For example, there's Travel ban threatens medical research and access to care in the US, medical groups warn. This tells the story of a resident physician at the Cleveland Clinic who was refused re-entry because she holds a Sudanese passport.

Nitin S Damle, president of the American College of Physicians, said that foreign physicians and medical students working in the US have to be “thoroughly vetted” to obtain their visas. The order was “discrimination based on religion” and should be rescinded, he said. “If the executive order is not permanently rescinded, blocked by the courts, or reversed by Congress, it will hinder the free exchange of information and travel among doctors around the world,” he said.

The president and chief executive of the Association of American Medical Colleges, Darrel C Kirch, said that international graduates played an essential role in US healthcare, accounting for 25% of the workforce, and that the ability of the US to attract top talent to its medical centers had helped make it a global leader in medical research. “Because disease knows no geographic boundaries, it is essential to ensure that we continue to foster, rather than impede, scientific cooperation with physicians and researchers of all nationalities, as we strive to keep our country healthy,” he said.
Then there's this, on the proposed of a bilateral trade deal between the U.S. and Britain which the "president' is pushing to facilitate the breakup of the E.U. Doesn't sound like a bad thing, right? Well, it's a bit complicated, but it could be very bad for Britain, given the highly unequal negotiating power between two economies of such disparate size. Read if you want to get a little more sophisticated about trade.

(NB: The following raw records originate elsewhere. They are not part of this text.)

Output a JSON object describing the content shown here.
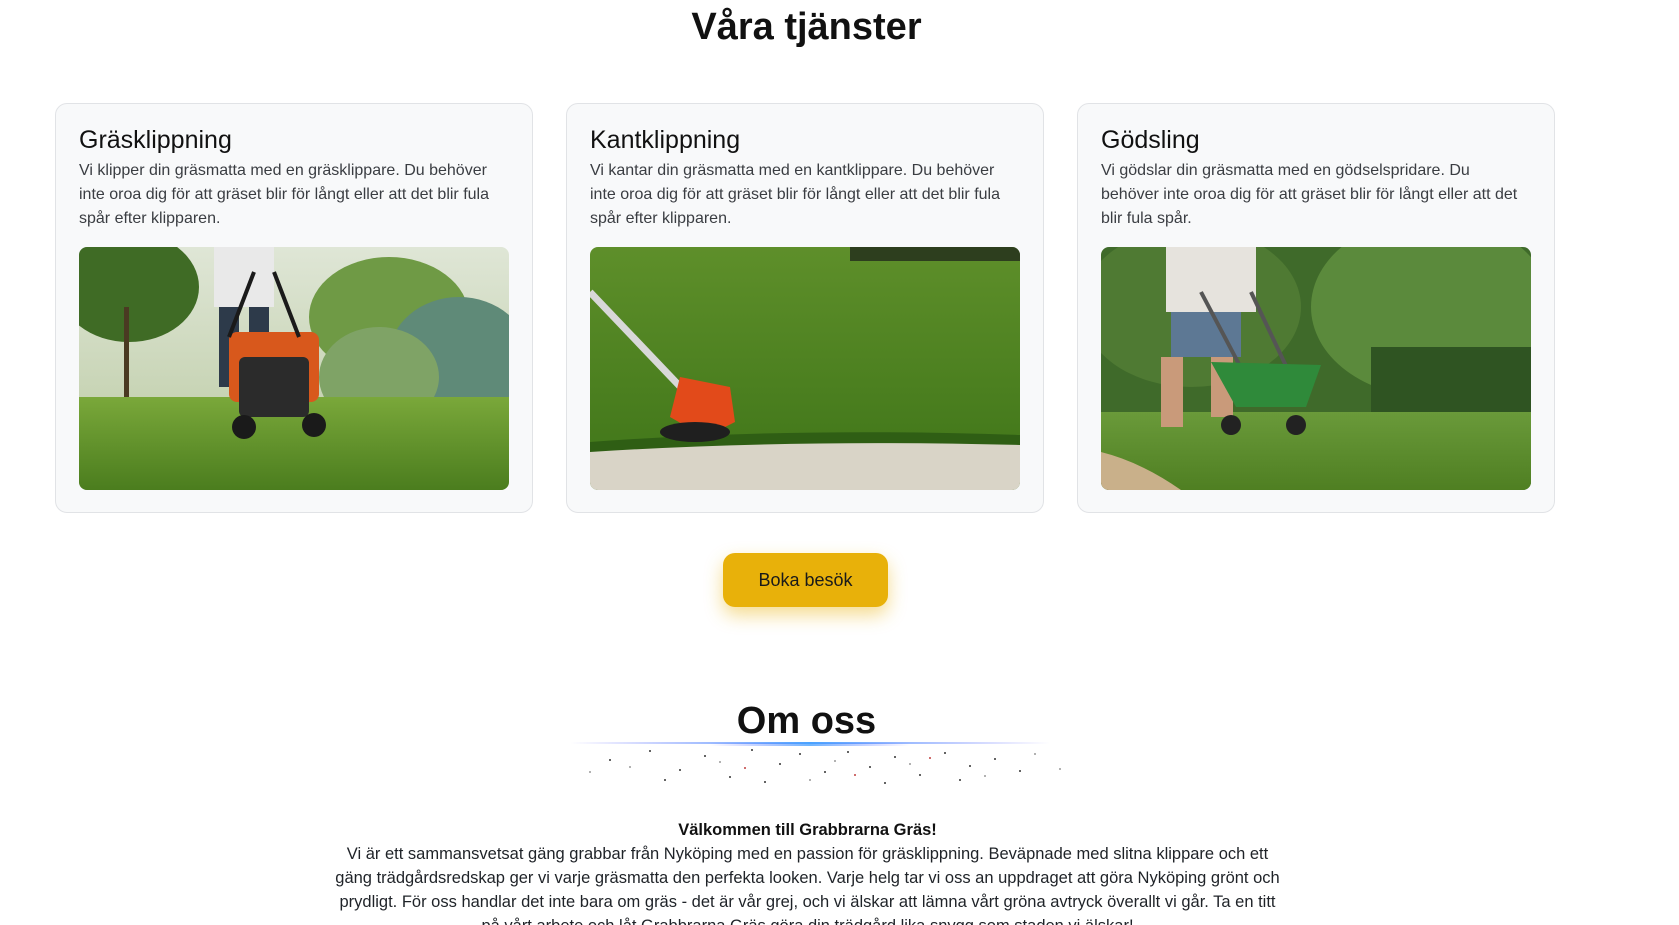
{
  "services": {
    "title": "Våra tjänster",
    "cards": [
      {
        "title": "Gräsklippning",
        "text": "Vi klipper din gräsmatta med en gräsklippare. Du behöver inte oroa dig för att gräset blir för långt eller att det blir fula spår efter klipparen.",
        "image": "lawn-mower-photo"
      },
      {
        "title": "Kantklippning",
        "text": "Vi kantar din gräsmatta med en kantklippare. Du behöver inte oroa dig för att gräset blir för långt eller att det blir fula spår efter klipparen.",
        "image": "edge-trimmer-photo"
      },
      {
        "title": "Gödsling",
        "text": "Vi gödslar din gräsmatta med en gödselspridare. Du behöver inte oroa dig för att gräset blir för långt eller att det blir fula spår.",
        "image": "fertilizer-spreader-photo"
      }
    ]
  },
  "cta": {
    "label": "Boka besök",
    "color": "#e8b10a"
  },
  "about": {
    "title": "Om oss",
    "heading": "Välkommen till Grabbrarna Gräs!",
    "text": "Vi är ett sammansvetsat gäng grabbar från Nyköping med en passion för gräsklippning. Beväpnade med slitna klippare och ett gäng trädgårdsredskap ger vi varje gräsmatta den perfekta looken. Varje helg tar vi oss an uppdraget att göra Nyköping grönt och prydligt. För oss handlar det inte bara om gräs - det är vår grej, och vi älskar att lämna vårt gröna avtryck överallt vi går. Ta en titt på vårt arbete och låt Grabbrarna Gräs göra din trädgård lika snygg som staden vi älskar!"
  }
}
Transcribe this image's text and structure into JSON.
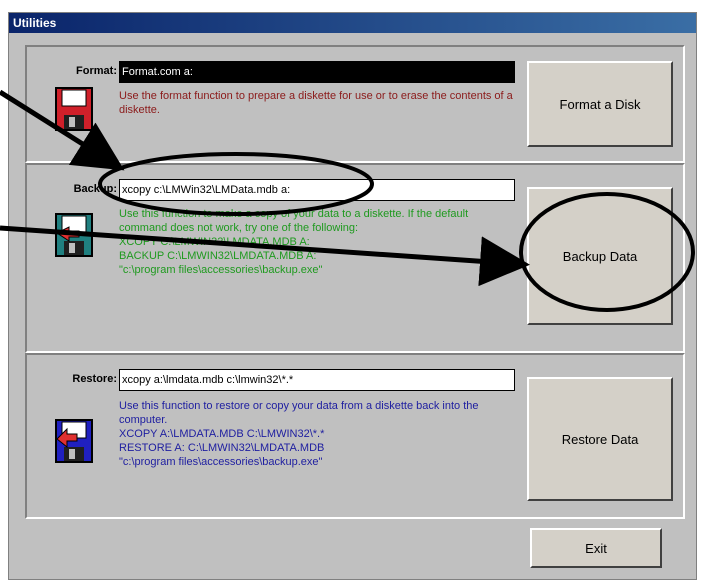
{
  "window": {
    "title": "Utilities"
  },
  "format": {
    "label": "Format:",
    "command": "Format.com a:",
    "description": "Use the format function to prepare a diskette for use or to erase the contents of a diskette.",
    "button": "Format a Disk",
    "desc_color": "#8b1a1a"
  },
  "backup": {
    "label": "Backup:",
    "command": "xcopy c:\\LMWin32\\LMData.mdb a:",
    "description": "Use this function to make a copy of your data to a diskette. If the default command does not work, try one of the following:\nXCOPY  C:\\LMWIN32\\LMDATA.MDB  A:\nBACKUP  C:\\LMWIN32\\LMDATA.MDB  A:\n\"c:\\program files\\accessories\\backup.exe\"",
    "button": "Backup Data",
    "desc_color": "#1f9a1f"
  },
  "restore": {
    "label": "Restore:",
    "command": "xcopy a:\\lmdata.mdb c:\\lmwin32\\*.*",
    "description": "Use this function to restore or copy your data from a diskette back into the computer.\nXCOPY  A:\\LMDATA.MDB  C:\\LMWIN32\\*.*\nRESTORE  A:  C:\\LMWIN32\\LMDATA.MDB\n\"c:\\program files\\accessories\\backup.exe\"",
    "button": "Restore Data",
    "desc_color": "#1e1ea0"
  },
  "exit_button": "Exit",
  "icons": {
    "format": "floppy-disk-red-icon",
    "backup": "floppy-disk-teal-icon",
    "restore": "floppy-disk-blue-icon"
  }
}
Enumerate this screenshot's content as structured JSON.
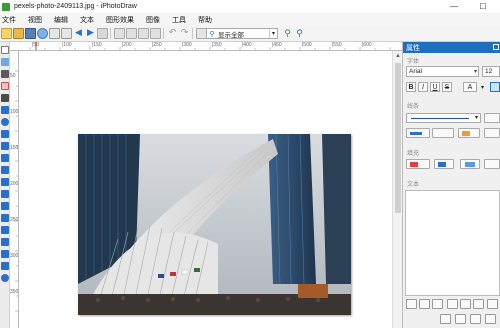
{
  "window": {
    "title": "pexels-photo-2409113.jpg - iPhotoDraw",
    "minimize": "—",
    "maximize": "☐"
  },
  "menu": [
    "文件",
    "视图",
    "编辑",
    "文本",
    "图形效果",
    "图像",
    "工具",
    "帮助"
  ],
  "toolbar": {
    "zoom_value": "显示全部"
  },
  "rulers": {
    "top_labels": [
      "|50",
      "|100",
      "|150",
      "|200",
      "|250",
      "|300",
      "|350",
      "|400",
      "|450",
      "|500",
      "|550",
      "|600"
    ],
    "left_labels": [
      "50",
      "100",
      "150",
      "200",
      "250",
      "300",
      "350"
    ]
  },
  "panel": {
    "title": "属性",
    "font_section": "字体",
    "font_name": "Arial",
    "font_size": "12",
    "bold": "B",
    "italic": "I",
    "underline": "U",
    "strike": "S",
    "font_color": "A",
    "line_section": "线条",
    "fill_section": "填充",
    "text_section": "文本"
  },
  "colors": {
    "accent": "#1f6fbf",
    "titlebar": "#ffffff",
    "panel_bg": "#f0f0f0",
    "canvas_bg": "#ffffff"
  }
}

Then there's the global gag rule. Republican presidents always forbid U.S. funding of agencies abroad that make referrals for abortion or even discuss it with patients. But the "president" has gone beyond George W. Bush's version to extend it to all U.S. departments and agencies, not just AID, including the CDC, NIH and FDA.

The administrative burdens of implementing this rule, on both US agencies and aid recipients, could be very large. Such rules are likely to prevent the US from effectively tackling a problem like the Zika virus.

The consequences of this action can be expected to be widespread and contrary to the stated intent of the rule. If the goal of this policy is to reduce the number of abortions worldwide, then it will fail. Countries exposed to the gag rule show a rise in abortion rates when the rule is in effect and a reduction when it is not.2 Policies that curtail investments into comprehensive family planning programmes reduce the outreach of these programmes to the rural areas where the majority of people in sub-Saharan Africa live.

By limiting women’s access to modern contraception, the rate of unwanted pregnancies rises. In this situation women will often turn to abortion.
Reducing access to abortion and contraception results in shorter birth intervals, which negatively impact the health of women and their children and result in higher levels of child malnutrition.3 Rather than improving the health of women and children in the world’s poorest countries, the global gag order increases maternal and child morbidity and mortality.
In short, making policy based on ignorance and prejudice is usually not a good idea.